    Nov 24, 2001
    New York,NY
    I still can't figure out the original questions concerns? Graphite is in the minority league of haveing any kind of stability problems which has been proven for years. Yes, there are very minimal exceptions that have had a "problem" if that is what you'd call it after the extreme abuse it endured(cold/heat/sun etc...)

    The biggest issue with a graphite neck is if you like the sound & feel, NOT its stability.
    Wood doesn't have half the structual stability of graphite & it doesn't stop or concern people about its movement when choosen for construction.
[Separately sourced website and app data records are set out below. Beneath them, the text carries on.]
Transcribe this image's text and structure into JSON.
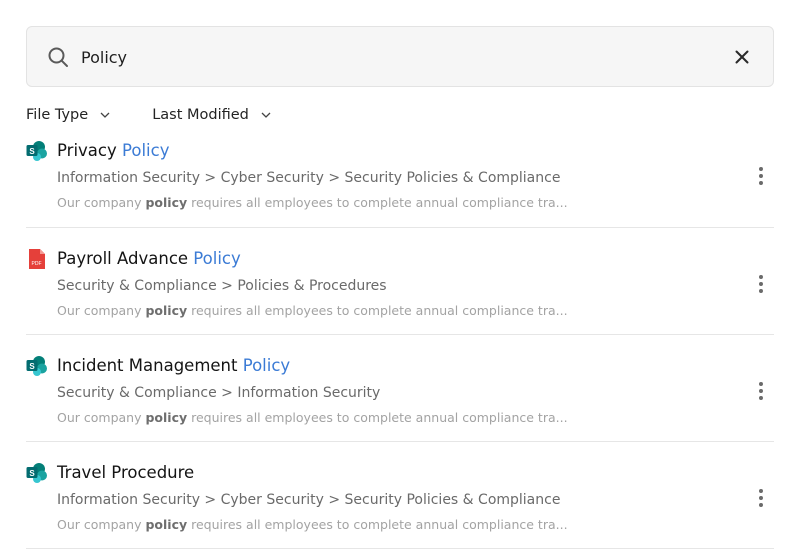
{
  "search": {
    "query": "Policy"
  },
  "filters": [
    {
      "label": "File Type"
    },
    {
      "label": "Last Modified"
    }
  ],
  "results": [
    {
      "icon": "sharepoint-icon",
      "title_prefix": "Privacy ",
      "title_highlight": "Policy",
      "path": "Information Security > Cyber Security > Security Policies & Compliance",
      "snippet_pre": "Our company ",
      "snippet_highlight": "policy",
      "snippet_post": " requires all employees to complete annual compliance tra..."
    },
    {
      "icon": "pdf-icon",
      "title_prefix": "Payroll Advance ",
      "title_highlight": "Policy",
      "path": "Security & Compliance > Policies & Procedures",
      "snippet_pre": "Our company ",
      "snippet_highlight": "policy",
      "snippet_post": " requires all employees to complete annual compliance tra..."
    },
    {
      "icon": "sharepoint-icon",
      "title_prefix": "Incident Management ",
      "title_highlight": "Policy",
      "path": "Security & Compliance > Information Security",
      "snippet_pre": "Our company ",
      "snippet_highlight": "policy",
      "snippet_post": " requires all employees to complete annual compliance tra..."
    },
    {
      "icon": "sharepoint-icon",
      "title_prefix": "Travel Procedure",
      "title_highlight": "",
      "path": "Information Security > Cyber Security > Security Policies & Compliance",
      "snippet_pre": "Our company ",
      "snippet_highlight": "policy",
      "snippet_post": " requires all employees to complete annual compliance tra..."
    }
  ],
  "colors": {
    "highlight": "#3b7bd5",
    "sharepoint": "#0f7b6f",
    "pdf": "#e5403a"
  }
}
Yes, they have truss rods but that doesn't sought all the possible problems out.
    There will always be the freak problem that pops up with any style construction bass, regardless of manufacturer, but as said earlier, it's rare but does happen.
    Buy it for what you like in sound & playabilty/comfort first...


    PS: Here's my Legacy, never a problem in yrs & it's been all over the world(climates)with me...


    Nov 24, 2001
    New York,NY
    @Mental Octopus,

    If you can, get the serial# of the bass & call Joe Zon. Maybe he can give you the info you want about that particular piece & the history of problems, if any, in that years production.

  16. gyancey


    Mar 25, 2002
    Austin, TX
    A point about instrument care: Graphite, wood, impregnated wood, plastic, reconsituted mouse hair, whatever. The rule of thumb is your instrument is comfortable wherever your are comfortable, i.e. not in a car trunk in LA during the summer or out in the cold.
  17. fretlessrock

    fretlessrock Supporting Member

    Aug 8, 2002
    I live in CT and my Zon Sonus 5 fretless has been as stable as could be. A funny trait is that it might go a *little* sharp or flat moving between temps. But when it does, each string goes out by the same amount. The Strobostomp does not lie :cool:

    The neck does not move so I can't imagine where a truss would be needed. The thing is like a monolith. If you like the way it plays then you will like it every day.

    I guess it is normal to have reservations. Here's my take: Bass players used to have hard to adjust truss rods and almost never did any tweaking. But hey, a one-piece maple neck doesn't move a lot, and not in the way that causes excess relief. Then the easy-access truss made quick adjustments possible, and some of those skinny maple necks would make nice barometers, so that was good. But on a bass like the Sonus you have a setup with virtually no chance for differential expansion. If the entire neck moves at the same rate then you never have a change in relief. Viola!
  18. Groundloop


    Jun 21, 2005
    Excellent point.
  19. buzzbass

    buzzbass Shoo Shoo Retarded Flu !

    Apr 23, 2003
    I have 2 sonus 5s and the necks NEVER move, EVER. Neither one has had a setup in over 5 yrs. I just put new strings on every once and a while
  20. Thumper

    Thumper Supporting Member

    Mar 22, 2000
    Layton, UT
    My Zon Sonus 5/1 is my travel bass. It goes on the road at least 12 weeks a year from the Utah desert to: Ohio, Missouri, Georgia, and Arizona. It'll also see the far East next year.

    No problems yet in over 20 trips.